I do have an excuse. I haven't been writing because I haven't really been awake for 3-ish months. Completely exhausted and sick as a damn dog and hardly able to construct a quick email sentence about whether or not I am available for a conference call. I mostly needed to be in a quiet and more private space for a bit while I wrapped my brain first around surviving the day and on a bigger scale, the impending whiz-bang close to 2009. At which time, I will be a mama to TWO. 12/13/09, baby. I can't (and won't) say we're ready or that we know how we're going to swing this, but it's what we want and it's good. We'll know what to do when we do it. Things always come together and I'm just trying to pay attention to the signs and opportunities. The excitement is different and more peaceful this time.
One of my to-do lists currently includes the item, "list of demands." I have no idea what I meant when I wrote that, but I like knowing that, at some point, my demands may be met if I would only submit them in list form.

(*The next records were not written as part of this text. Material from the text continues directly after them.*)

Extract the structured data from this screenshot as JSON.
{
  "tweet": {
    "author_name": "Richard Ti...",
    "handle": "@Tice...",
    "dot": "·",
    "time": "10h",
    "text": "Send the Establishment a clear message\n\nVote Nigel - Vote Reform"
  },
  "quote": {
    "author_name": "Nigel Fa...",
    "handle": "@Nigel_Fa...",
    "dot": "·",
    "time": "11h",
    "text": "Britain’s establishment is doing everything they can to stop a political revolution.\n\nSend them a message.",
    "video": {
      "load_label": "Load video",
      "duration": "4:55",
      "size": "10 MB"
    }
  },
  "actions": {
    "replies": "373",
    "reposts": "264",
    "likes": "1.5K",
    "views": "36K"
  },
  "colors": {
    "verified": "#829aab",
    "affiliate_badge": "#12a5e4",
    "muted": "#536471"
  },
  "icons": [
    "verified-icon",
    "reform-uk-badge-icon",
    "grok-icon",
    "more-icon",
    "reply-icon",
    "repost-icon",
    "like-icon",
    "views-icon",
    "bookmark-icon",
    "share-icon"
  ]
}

I shopped at a grocery store in the college neighborhood on Monday. It was heaven: clean, bright interior, landscaped parking lot, well-stocked shelves and Fage yogurt availability. I was asked --MORE THAN TWO times-- not for change or cigarettes but if I could be helped in my food search (the staff must have sensed my wide-eyed wonder). There was actual eye contact as my food was passed over the scanner by the kind hands of a Harris Teeter associate, and polite conversation, even an offer to help me to my car with my seven very manageable bags-- an offer that, admittedly, first tripped my initial "DO NOT follow me to my car, M*f*kr" defense before I realized there is also a HELPFUL kind of following, not just the creepy, "can I have a ride" kind. The icing on the cake? This particularly well-lit, friendly grocery is open until ELEVEN o'clock-- hardly noteworthy to some, but the dingy yellow ghetto groceries close at 9pm due to the sometimes unsavory late night patrons, and visiting at 8:30 leaves you waiting to pay for your mealy, pink tomato in the one open checkout lane, inhaling the scent of a 7-pack per day smoker as she unloads an entire cart of Hungry Man dinners onto the belt while behind you, a ferociously strong person gives you the crazy eye, all of us prepared to accept complete indifference from the disgruntled check out girl with tattoos on her neck who will hear the sound of a dozen eggs being crushed under a watermelon as she bags your items, and throw your tortilla chips in the mix, just for good measure.
Shopping until eleven, like it's the most normal thing in the world. The luxury of it! After a lovely dinner out with old friends, I entered the friendly and well-lit grocery at 8:30pm, childless and free to roam about among the micro-brews and the bok choy, the non-sticky floors and pleasant, non-gaggy smells. It was like a past life. It was like checking into a spa. A spa with more than one kind of yogurt.